Friday, April 27, 2012
Let Sleeping Ghosts Lie: The Innkeepers (2011)
I’ve been lucky enough to find two deliciously chilling stories of specters from the very same year! 2011 has been kind enough to give us The Awakening (the film I reviewed in my last post), and The Innkeepers.
The latter comes to us from fledgling horror director Ti West, who is best known for his 2009 picture House of the Devil. If you have not seen House of the Devil, you simply must! But that is a topic that would stem an article of its own (go watch it, it’s on Netflix!).
Now we all know that hotels are creepy as hell, we can thank Stephen King for that (thanks, Steve), and the Yankee Pedlar Inn is no exception. And nothing is creepier than an empty hotel, and this particular one is pretty near hollow—most of the rooms stripped of all furniture—for it is the hotel’s final weekend open.
As the film starts out, the building is occupied by only a few souls. There are the two young staff members—the adorable and quirky Claire (played by Sara Paxton, who has acted in such cinematic achievements as Shark Night and the Last House on the Left remake), and the snarky and dorky Luke (Pat Healy). And there are the three occupants—a mother and her child (who Luke affectionately refers to as “that bitch and her kid”) and an aging actress past her prime in town for a convention (Kelly McGillis).
The ghost in question is that of Madeline O’Malley, who was once a guest at the inn and believed to have hung herself there, her body then stowed in the basement by the original owners to avoid bad press.
As night descends Claire is left alone after Luke goes to seek some shut-eye in one of the empty rooms.
Out of boredom and curiosity Claire picks up the EVP recorder (for those of you who aren’t ghost nerds like me, that stands for Electronic Voice Phenomena) that Luke has left for his ghost hunting and makes her way from room to room, trying to pick up the disembodied voice of Madeline O’Malley. The darkness and the silence of the hotel causes Claire to become tense and alert to every small sound, but little actually happens except for some mysterious knocks and rattles and the gentle tinkering of a piano.
As she becomes overwhelmed by her experiences, she receives some unexpected help from Lee Rease-Jones, the retired actress who is residing in the hotel. Lee reveals that the convention she is in town for is a gathering of psychics and healers, and that she herself is a medium. She says that she can help Claire come in contact with Madeline O’Malley through means of her pendulum, her psychic tool of choice.
She does indeed get the ghost on the line, and manages to provide Claire with one important piece of advice—don’t go in the basement.
The next morning, a final guest checks in; a strange old man who insists that he have room 353, even if he has to sleep in it without any furniture, for that room has already been stripped in preparation for the hotel’s closing.
Later on the staff prepares for another long night of boredom by cracking open some beers and going on another EVP hunt.
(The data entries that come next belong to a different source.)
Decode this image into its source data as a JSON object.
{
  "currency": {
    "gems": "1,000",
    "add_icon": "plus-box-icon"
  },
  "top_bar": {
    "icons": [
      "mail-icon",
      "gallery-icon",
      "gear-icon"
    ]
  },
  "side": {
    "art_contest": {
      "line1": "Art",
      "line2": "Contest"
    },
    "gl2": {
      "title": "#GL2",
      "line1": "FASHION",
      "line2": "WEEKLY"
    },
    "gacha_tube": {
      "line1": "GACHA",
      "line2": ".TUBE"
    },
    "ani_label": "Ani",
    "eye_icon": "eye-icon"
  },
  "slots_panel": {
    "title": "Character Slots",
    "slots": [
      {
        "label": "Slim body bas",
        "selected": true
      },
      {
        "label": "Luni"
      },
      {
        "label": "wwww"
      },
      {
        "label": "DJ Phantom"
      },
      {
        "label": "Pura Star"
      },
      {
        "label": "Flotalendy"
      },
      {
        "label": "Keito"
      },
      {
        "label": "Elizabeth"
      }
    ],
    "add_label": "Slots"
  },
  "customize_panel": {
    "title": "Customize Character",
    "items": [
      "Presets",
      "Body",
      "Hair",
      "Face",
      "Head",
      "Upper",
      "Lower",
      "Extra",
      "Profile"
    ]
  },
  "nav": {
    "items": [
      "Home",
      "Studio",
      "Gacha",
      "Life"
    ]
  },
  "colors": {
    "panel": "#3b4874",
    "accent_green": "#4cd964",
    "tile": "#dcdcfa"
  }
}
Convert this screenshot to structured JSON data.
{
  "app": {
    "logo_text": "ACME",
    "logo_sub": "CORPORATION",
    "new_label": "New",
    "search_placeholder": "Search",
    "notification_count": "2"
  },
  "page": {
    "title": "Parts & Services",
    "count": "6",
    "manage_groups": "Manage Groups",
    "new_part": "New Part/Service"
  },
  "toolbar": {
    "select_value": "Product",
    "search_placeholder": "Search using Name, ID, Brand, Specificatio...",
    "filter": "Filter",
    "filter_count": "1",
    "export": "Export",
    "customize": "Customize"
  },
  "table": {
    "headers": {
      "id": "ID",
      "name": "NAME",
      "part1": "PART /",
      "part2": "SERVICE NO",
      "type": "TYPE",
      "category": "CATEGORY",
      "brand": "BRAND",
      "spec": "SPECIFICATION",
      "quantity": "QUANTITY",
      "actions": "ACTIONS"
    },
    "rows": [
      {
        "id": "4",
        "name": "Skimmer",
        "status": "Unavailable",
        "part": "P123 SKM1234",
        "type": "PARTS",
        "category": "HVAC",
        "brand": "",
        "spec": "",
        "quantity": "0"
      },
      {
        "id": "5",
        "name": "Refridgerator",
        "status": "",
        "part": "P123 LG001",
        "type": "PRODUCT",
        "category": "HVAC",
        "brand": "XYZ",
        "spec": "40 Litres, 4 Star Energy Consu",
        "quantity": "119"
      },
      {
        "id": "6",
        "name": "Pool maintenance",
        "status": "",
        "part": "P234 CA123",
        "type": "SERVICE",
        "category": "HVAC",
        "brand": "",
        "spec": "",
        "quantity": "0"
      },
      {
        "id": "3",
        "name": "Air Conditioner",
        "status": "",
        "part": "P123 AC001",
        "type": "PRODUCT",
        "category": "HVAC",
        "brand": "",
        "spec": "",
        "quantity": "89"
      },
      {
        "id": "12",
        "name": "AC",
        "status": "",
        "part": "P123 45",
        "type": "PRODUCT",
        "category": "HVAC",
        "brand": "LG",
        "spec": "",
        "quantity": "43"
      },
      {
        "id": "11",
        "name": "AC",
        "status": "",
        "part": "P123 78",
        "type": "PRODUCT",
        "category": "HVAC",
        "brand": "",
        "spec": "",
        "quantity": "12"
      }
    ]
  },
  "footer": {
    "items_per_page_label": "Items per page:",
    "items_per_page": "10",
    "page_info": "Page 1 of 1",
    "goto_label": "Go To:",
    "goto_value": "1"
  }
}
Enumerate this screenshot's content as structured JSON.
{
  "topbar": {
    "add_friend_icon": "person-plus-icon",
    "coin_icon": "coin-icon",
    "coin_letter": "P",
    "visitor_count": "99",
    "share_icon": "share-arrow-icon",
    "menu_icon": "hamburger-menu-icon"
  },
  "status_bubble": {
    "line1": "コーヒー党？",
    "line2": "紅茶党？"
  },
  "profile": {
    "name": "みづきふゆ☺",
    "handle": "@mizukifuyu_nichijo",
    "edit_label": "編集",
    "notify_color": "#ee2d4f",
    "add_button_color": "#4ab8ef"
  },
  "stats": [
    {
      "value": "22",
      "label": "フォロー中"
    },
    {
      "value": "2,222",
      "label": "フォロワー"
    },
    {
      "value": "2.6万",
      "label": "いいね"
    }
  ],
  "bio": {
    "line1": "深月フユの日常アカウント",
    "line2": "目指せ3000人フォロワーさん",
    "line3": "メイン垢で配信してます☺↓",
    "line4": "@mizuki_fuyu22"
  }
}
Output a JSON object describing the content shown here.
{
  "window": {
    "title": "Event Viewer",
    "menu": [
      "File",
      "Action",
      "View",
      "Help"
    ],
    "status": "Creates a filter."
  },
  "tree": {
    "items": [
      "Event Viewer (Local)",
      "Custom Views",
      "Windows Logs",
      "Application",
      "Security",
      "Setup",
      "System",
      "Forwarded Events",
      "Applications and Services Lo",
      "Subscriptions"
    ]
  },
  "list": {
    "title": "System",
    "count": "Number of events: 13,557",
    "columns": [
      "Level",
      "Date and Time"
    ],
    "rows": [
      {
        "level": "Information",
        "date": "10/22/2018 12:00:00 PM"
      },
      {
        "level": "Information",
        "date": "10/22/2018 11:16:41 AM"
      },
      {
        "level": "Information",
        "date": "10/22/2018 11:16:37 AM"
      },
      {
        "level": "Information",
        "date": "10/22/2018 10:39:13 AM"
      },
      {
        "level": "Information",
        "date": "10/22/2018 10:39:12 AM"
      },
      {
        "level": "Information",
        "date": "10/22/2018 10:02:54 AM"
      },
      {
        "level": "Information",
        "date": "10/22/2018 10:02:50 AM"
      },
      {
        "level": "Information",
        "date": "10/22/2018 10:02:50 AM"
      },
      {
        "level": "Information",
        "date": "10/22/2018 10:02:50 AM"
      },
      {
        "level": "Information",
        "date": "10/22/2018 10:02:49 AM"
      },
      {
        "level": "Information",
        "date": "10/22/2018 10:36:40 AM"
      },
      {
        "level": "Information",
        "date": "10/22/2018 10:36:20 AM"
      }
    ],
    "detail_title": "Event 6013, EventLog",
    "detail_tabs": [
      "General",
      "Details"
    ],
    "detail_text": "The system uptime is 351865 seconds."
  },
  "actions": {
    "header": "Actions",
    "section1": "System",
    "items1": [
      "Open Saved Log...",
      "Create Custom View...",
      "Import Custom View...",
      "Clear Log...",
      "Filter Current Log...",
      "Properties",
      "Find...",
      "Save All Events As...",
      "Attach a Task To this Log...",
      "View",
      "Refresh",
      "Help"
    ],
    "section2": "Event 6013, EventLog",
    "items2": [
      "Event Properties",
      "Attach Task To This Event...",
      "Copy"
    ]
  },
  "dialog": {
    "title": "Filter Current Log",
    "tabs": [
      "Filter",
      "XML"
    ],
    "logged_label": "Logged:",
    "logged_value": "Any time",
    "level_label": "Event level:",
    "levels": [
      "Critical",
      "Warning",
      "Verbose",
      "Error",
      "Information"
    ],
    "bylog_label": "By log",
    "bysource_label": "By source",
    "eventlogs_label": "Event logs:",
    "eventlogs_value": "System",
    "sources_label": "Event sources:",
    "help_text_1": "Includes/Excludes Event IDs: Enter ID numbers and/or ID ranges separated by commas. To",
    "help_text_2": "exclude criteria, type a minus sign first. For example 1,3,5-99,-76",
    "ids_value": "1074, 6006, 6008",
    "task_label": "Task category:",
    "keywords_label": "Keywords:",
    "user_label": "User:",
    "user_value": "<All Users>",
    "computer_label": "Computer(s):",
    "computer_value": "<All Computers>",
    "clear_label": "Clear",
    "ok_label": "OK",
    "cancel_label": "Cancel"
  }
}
Silly drunk Claire suggests that they investigate the basement (you know, the place where she isn’t supposed to go), and as things get downright spooky, Luke becomes overcome with fear and flees the hotel, leaving Claire alone with the two remaining guests, and whatever ghosts are present as well.
Here’s what I can tell you: Luke isn’t the paranormal expert he claims to be, Lee knows something that she isn’t telling anyone, the man in room 353 has picked his room for a very specific purpose, and Claire is in some serious trouble.
I must say, though, I am really into this Ti West guy. House of the Devil was crazy amazing and that movie and this one show how stylish and clever of a director he is. He loves to start off with a steady-paced story and then—BOOM! Lay the scares on you all at once. It does have a good effect—that is, if you’re into having heart attacks—and I think his ideas are very original.
The characters in The Innkeepers all have a very natural feel to them, particularly Claire and Luke. Their close friendship and sarcastic sense of humor make them very realistic and believable, and they generally seem like fun people to pass the hours with. Okay, maybe not Luke, he’s kind of a prick. But I would definitely be down to hang out with the creepy old man in room 353 or Madeline O’Malley.
I’m ceasing to make sense now, but you should give this film a chance, it may not have enough action to keep your interest sparked, but one thing I must ask is that you keep an eye out for Ti West. He seems to be a very promising young horror director with good ideas and great style, and hopefully he will keep pumping out films that are worthy of the genre. It seems we should see more of him around Halloween this year—I believe he is contributing to a horror anthology film called V/H/S. Sounds interesting enough.
Anyway, here is the moral of the story: let restless ghosts haunt.